Working on Spanish repertoire –the music with which I started my career as a conductor– has helped me to understand the music of all cultures. Consider the internationally popular Spanish filmmaker Pedro Almodóvar. The fact that Almodóvar is so unusual, so local (not just to Spain, but to Madrid), so true to his own vicinity in rendering feeling and experience – this is what makes him so universal. The more I studied the composers of Spain, the more I was able to appreciate the German or French repertoire – or, in the case of tonight’s concert, the music of Mexico.
Tomas Luis de Victoria is a product of the Siglo de Oro (“The Golden Century”) when Spain was the dominant European nation, Philip II was the powerful Spanish king – and Victoria was Europe’s greatest composer. He was born in Avila in 1548. He went to Rome as a young man and was befriended by Palestrina – the leading Italian church composer of the time. He succeeded Palestrina at the Roman Seminary in 1571 and was ordained a priest four years later. But he yearned to return to Spain, which he did some time in the 1590s as chaplain to the widowed sister of Philip II, living in a convent. He died in 1611, having in effect retired from the world.
What they say about Angel Reviews
Invigorating… Gil-Ordóñez led a vital rendition.Alex Ross The New Yorker

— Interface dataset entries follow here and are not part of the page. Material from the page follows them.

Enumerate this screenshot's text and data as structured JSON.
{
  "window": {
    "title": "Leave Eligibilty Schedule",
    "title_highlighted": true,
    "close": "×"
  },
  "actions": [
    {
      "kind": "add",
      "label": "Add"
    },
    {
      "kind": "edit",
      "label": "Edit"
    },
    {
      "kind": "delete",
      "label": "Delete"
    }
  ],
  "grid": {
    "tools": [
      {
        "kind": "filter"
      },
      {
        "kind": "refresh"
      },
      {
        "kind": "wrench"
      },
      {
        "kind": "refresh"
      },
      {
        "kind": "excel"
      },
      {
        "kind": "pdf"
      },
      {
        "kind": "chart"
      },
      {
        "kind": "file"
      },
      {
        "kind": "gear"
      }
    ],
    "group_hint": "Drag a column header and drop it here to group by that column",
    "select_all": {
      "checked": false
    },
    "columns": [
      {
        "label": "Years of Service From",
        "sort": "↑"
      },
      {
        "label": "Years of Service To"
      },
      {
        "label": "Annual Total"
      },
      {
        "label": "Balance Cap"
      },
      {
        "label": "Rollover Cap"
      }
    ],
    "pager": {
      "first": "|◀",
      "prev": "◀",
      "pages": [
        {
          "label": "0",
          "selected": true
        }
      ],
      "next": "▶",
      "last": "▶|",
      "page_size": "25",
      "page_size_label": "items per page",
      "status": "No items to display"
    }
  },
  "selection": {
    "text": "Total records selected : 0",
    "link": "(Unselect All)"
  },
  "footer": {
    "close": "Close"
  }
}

Angel Gil-Ordóñez' insight into Shostakovich's music is astounding.Solomon Volkov author of Testimony